Haydn, Beethoven and Nokuthula Ngwenyama at New York’s 92NY, Theresa L. Kaufmann Concert Hall on 13 March 2024 


Takács Quartet. Photo: Joseph Sinnott

From the effervescent opening of Haydn’s ‘Sunrise’ Quartet to the closing Presto of Beethoven’s op.59 no.2 – and with a New York City premiere in between – the Takács Quartet brought brilliant, inspired playing to the stage of the 92NY. The quality of Edward Dusinberre’s sound throughout the programme and especially in the Haydn was unforgettable; he led the quartet with elegance and sophistication.
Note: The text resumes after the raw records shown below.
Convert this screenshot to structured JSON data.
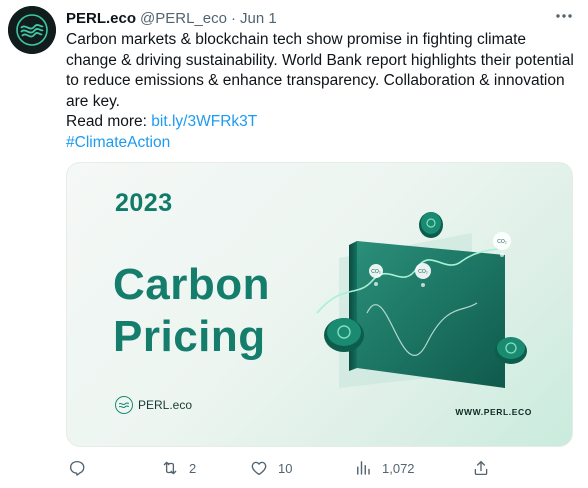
{
  "tweet": {
    "display_name": "PERL.eco",
    "handle": "@PERL_eco",
    "separator": "·",
    "date": "Jun 1",
    "text_line1": "Carbon markets & blockchain tech show promise in fighting climate change & driving sustainability. World Bank report highlights their potential to reduce emissions & enhance transparency. Collaboration & innovation are key.",
    "read_more_label": "Read more:",
    "link_text": "bit.ly/3WFRk3T",
    "hashtag": "#ClimateAction"
  },
  "media": {
    "year": "2023",
    "headline_line1": "Carbon",
    "headline_line2": "Pricing",
    "brand_name": "PERL.eco",
    "site": "WWW.PERL.ECO",
    "bubble_labels": [
      "CO₂",
      "CO₂",
      "CO₂"
    ]
  },
  "actions": {
    "reply_icon": "reply-icon",
    "retweet_icon": "retweet-icon",
    "retweet_count": "2",
    "like_icon": "heart-icon",
    "like_count": "10",
    "views_icon": "views-icon",
    "views_count": "1,072",
    "share_icon": "share-icon"
  },
  "colors": {
    "accent_link": "#1d9bf0",
    "text_primary": "#0f1419",
    "text_secondary": "#536471",
    "brand_green": "#157d6c"
  }
}
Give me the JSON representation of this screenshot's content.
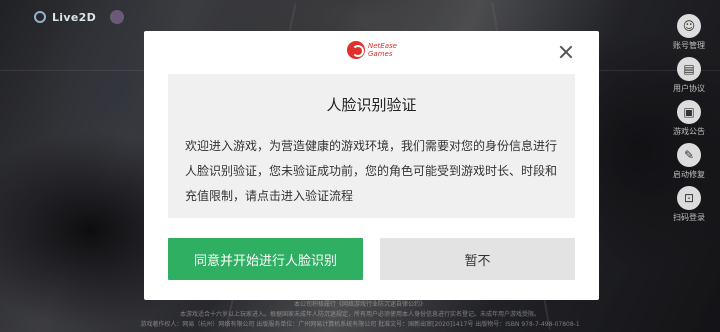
{
  "top_left": {
    "logo_text": "Live2D"
  },
  "side_menu": {
    "items": [
      {
        "icon": "user-center-icon",
        "label": "账号管理"
      },
      {
        "icon": "agreement-icon",
        "label": "用户协议"
      },
      {
        "icon": "notice-icon",
        "label": "游戏公告"
      },
      {
        "icon": "repair-icon",
        "label": "启动修复"
      },
      {
        "icon": "scan-icon",
        "label": "扫码登录"
      }
    ]
  },
  "legal": {
    "line1": "本公司积极履行《网络游戏行业防沉迷自律公约》",
    "line2": "本游戏适合十六岁以上玩家进入。根据国家未成年人防沉迷规定，所有用户必须使用本人身份信息进行实名登记。未成年用户游戏受限。",
    "line3": "游戏著作权人：网易（杭州）网络有限公司    出版服务单位：广州网易计算机系统有限公司    批准文号：国新出审[2020]1417号    出版物号：ISBN 978-7-498-07808-1"
  },
  "modal": {
    "brand_line1": "NetEase",
    "brand_line2": "Games",
    "title": "人脸识别验证",
    "body": "欢迎进入游戏，为营造健康的游戏环境，我们需要对您的身份信息进行人脸识别验证，您未验证成功前，您的角色可能受到游戏时长、时段和充值限制，请点击进入验证流程",
    "agree_label": "同意并开始进行人脸识别",
    "later_label": "暂不"
  },
  "colors": {
    "accent_green": "#2eaf62",
    "brand_red": "#e0302b",
    "secondary_button": "#e3e3e3"
  }
}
Zimbabwean composer Nokuthula Ngwenyama’s new work Flow followed the Haydn: a musical response to the cycles and patterns of the natural world, portrayed through glissandos, harmonics, tremolos, repeating rhythms, drones and patterns of unisons and then disparity as musical voices came together and then separated again. The Takács brought a playfulness to it but also a depth, and there were some fine individual solos in the final movement.

Beethoven’s Second ‘Rasumovsky’ Quartet closed the programme, given with flawless ensemble and gorgeous colours and textures, particularly in the development of the Allegro. Second violinist Harumi Rhodes’s melodic line in the Molto adagio offered a captivating warmth and generosity, and when paired with the heartbreaking drama of cellist András Fejér’s octaves made for a movement filled with intensity and deep beauty. The rustic earthiness and impressive dynamic contrasts of the Allegretto offered a welcome light-hearted contrast to the slow movement and there was plenty of imagination and vivacity in the finale.